FARNBOROUGH, England -- The U.S. Air Force’s top civilian said she wants $100 million in funding this year to hold a rocket launch competition earlier than planned.
The move may benefit start-up rocket-maker Space Exploration Technologies Corp., known as SpaceX and headed by billionaire Elon Musk, which recently sued the service in an attempt to break into a military market dominated by a Lockheed Martin Corp.-Boeing Co. joint venture.
The venture, known as the United Launch Alliance LLC, is the government’s sole provider of medium- and heavy-lift launches of military and spy satellites under a program called the Evolved Expendable Launch Vehicle. The Air Force funding transfer is part of a larger request the Pentagon submitted this week to Congress for permission to shift $4.3 billion in the fiscal 2014 defense budget.
“It is meant to be the resources that, if it's approved, would allow us to do a competitive launch earlier on,” Air Force Secretary Deborah Lee James said during a briefing with reporters at the Farnborough International Air Show outside London.
The money would add to the launch manifest another mission, the Defense Meteorological Satellite Program-20, raising the number of liftoffs to six, according to a copy of the budget reprogramming request. The service began the competition on Wednesday with a request for proposals from interested companies, according to a separate release, and plans to award a contract during the next fiscal year.
“This request provides an additional opportunity for EELV new entrants to compete for an EELV mission in FY 2015,” the reprogramming document states.
SpaceX is expected to receive formal certification from the Air Force to launch national-security payloads by the end of the year or early next year, James said at the show. The company last week announced that the service had qualified the third and final Falcon 9 launch necessary for certification.
“They reached an important milestone in the process for certification, but it’s not certification,” she said.
The additional program funding wouldn’t impact the Air Force’s existing contract with the United Launch Alliance to supply through 2017 at least 36 booster cores – the main component of a rocket including the engine, according to the document.
While the Pentagon praised the so-called block buy for helping to lock in prices and curb rising launch costs, SpaceX criticized the agreement, saying it blocked the company from competing for missions to launch GPS satellites and other medium-size spacecraft.

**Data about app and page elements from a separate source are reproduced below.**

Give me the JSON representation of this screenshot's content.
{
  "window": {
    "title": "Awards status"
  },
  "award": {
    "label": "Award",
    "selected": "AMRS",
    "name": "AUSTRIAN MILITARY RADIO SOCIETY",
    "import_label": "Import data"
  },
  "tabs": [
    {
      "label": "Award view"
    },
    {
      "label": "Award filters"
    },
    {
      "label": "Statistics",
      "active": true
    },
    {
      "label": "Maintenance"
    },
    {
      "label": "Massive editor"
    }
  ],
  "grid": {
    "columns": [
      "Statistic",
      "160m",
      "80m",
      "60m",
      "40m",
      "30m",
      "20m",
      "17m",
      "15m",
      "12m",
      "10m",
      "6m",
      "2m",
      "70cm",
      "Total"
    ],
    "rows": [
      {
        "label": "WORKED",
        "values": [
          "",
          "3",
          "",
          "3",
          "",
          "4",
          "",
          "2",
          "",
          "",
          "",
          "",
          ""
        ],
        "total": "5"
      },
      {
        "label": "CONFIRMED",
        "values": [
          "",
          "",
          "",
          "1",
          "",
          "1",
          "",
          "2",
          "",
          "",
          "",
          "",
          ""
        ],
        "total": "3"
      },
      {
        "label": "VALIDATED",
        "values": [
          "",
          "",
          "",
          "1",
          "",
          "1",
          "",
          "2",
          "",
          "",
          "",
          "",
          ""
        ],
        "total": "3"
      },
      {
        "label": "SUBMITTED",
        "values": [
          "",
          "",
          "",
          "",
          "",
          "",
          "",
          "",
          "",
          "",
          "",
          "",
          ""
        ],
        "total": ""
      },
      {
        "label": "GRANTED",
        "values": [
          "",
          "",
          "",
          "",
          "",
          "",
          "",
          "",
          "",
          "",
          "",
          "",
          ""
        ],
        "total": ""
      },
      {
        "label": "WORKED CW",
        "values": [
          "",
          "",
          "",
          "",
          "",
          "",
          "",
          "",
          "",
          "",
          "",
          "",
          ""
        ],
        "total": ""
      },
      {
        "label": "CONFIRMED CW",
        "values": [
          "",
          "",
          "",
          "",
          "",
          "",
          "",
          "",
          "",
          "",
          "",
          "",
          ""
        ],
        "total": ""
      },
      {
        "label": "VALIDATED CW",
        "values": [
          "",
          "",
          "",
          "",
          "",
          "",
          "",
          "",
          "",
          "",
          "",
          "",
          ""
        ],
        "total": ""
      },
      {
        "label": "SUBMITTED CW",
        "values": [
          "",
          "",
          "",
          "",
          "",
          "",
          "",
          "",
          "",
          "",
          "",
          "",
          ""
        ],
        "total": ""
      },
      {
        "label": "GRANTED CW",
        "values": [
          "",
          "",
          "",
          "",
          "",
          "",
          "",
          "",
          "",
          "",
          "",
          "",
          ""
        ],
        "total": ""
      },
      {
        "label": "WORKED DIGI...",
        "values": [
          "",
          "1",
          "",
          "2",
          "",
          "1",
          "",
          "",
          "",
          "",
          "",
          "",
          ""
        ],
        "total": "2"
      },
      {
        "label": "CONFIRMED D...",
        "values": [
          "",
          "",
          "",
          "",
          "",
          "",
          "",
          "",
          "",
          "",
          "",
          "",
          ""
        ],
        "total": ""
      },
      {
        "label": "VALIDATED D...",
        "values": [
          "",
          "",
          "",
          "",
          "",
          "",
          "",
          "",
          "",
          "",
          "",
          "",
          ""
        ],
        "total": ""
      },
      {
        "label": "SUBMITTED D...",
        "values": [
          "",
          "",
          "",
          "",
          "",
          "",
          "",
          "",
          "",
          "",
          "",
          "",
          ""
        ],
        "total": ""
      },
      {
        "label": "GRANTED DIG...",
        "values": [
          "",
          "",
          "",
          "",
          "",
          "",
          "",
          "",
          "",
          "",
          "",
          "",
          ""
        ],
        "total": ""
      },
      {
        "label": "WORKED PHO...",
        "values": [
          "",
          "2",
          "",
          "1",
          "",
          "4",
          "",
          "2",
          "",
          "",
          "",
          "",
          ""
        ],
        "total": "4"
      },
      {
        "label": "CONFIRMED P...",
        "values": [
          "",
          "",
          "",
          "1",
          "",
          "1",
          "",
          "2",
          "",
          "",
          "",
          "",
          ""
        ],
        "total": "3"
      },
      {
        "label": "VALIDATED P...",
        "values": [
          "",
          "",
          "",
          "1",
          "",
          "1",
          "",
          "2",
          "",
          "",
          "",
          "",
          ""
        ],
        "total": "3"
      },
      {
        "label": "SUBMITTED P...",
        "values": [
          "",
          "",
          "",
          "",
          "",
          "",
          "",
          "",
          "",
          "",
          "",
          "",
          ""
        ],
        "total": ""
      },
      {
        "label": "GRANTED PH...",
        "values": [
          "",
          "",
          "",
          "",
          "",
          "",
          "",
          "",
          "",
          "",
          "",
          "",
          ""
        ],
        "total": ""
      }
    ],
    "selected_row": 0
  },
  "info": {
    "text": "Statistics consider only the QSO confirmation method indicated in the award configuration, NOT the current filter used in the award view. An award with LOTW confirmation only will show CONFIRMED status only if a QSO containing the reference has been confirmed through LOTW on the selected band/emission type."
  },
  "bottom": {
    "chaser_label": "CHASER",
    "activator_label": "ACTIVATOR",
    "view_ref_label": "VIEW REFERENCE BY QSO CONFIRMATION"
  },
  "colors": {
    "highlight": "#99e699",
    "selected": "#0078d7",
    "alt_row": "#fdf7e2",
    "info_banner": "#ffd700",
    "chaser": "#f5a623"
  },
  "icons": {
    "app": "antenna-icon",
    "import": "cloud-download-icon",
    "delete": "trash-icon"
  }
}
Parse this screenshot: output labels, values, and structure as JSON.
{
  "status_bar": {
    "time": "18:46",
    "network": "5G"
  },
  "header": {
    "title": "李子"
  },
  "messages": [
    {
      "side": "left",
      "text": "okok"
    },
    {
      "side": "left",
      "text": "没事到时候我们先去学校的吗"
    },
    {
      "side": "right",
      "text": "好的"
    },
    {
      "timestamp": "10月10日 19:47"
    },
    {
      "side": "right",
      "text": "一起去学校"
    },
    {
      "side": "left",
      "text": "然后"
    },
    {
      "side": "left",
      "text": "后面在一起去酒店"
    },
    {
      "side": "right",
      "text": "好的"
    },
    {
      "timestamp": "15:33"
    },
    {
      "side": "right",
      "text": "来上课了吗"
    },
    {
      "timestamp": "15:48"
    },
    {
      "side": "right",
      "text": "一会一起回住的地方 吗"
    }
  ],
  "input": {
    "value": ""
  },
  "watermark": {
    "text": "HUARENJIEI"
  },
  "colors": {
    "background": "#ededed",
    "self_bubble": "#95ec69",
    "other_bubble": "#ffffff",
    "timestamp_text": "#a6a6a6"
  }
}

The Hawthorne, California-based firm in April sued the Air Force in the U.S. Court of Federal Claims in Washington, D.C., to challenge the contract. The government earlier this month filed a motion to dismiss the complaint.
“This exclusive deal unnecessarily costs U.S. taxpayers billions of dollars and defers meaningful free competition for years to come,” Musk said in a statement at the time. “We are simply asking that SpaceX and any other qualified domestic launch providers be allowed to compete in the EELV program for any and all missions that they could launch.”
Some lawmakers concerned over the EELV’s estimated price tag of $70 billion through 2030 made similar arguments. Sen. John McCain, a Republican from Arizona, went so far as to describe the multi-year order as “cronyism.”
“This smacks of the cronyism that we saw in the first tanker contract that ended up in a major scandal,” he said during a congressional hearing in April.
McCain was referring to the Air Force’s initial deal with Chicago-based Boeing for a fleet of new refueling aircraft. The agreement was canceled in 2004 amid a scandal involving Boeing’s chief financial officer, Michael Sears, who offered a job to the Air Force’s top procurement official, Darleen Druyun, during negotiations. Both were sentenced to serve jail time.
Frank Kendall, the Pentagon’s top weapons buyer, has defended block buy and described it as the result of “very successful” negotiations with the contractor.
“That contract is at a much better price than we had anticipated in our previous budgeting,” he said during the same hearing. “We saved on the order of $3 billion.”
At a time of rising tensions between the U.S. and Russia over the latter’s invasion and subsequent annexation of Ukraine’s Crimea region, SpaceX’s lawsuit drew attention to the fact that the U.S. military launch program uses the Russian-made RD-180 engine on the Atlas V rocket.
At one point, the judge in the case issued an injunction preventing the government from buying the first-stage engine made by Moscow-based NPO Energomash. The order was lifted after federal agencies certified the payments didn’t violate sanctions against Dmitry Rogozin, the head of Russia’s space sector who was among the Russian officials sanctioned by the White House.
In response, Rogozin threatened to stop supplying the U.S. with the RD-180 engine, though Pentagon and company officials said orders were still being filled.
United Launch Alliance blamed SpaceX for having “created unnecessary distractions, threatened U.S. military satellite operations, and undermined our future relationship with the International Space Station.”
The Pentagon’s reprogramming request would also shift $27 million to develop an American-made alternative to the RD-180 engine. “These efforts will be used to advance cost-effective options with industry to eliminate reliance on foreign manufactured engine,” the document states.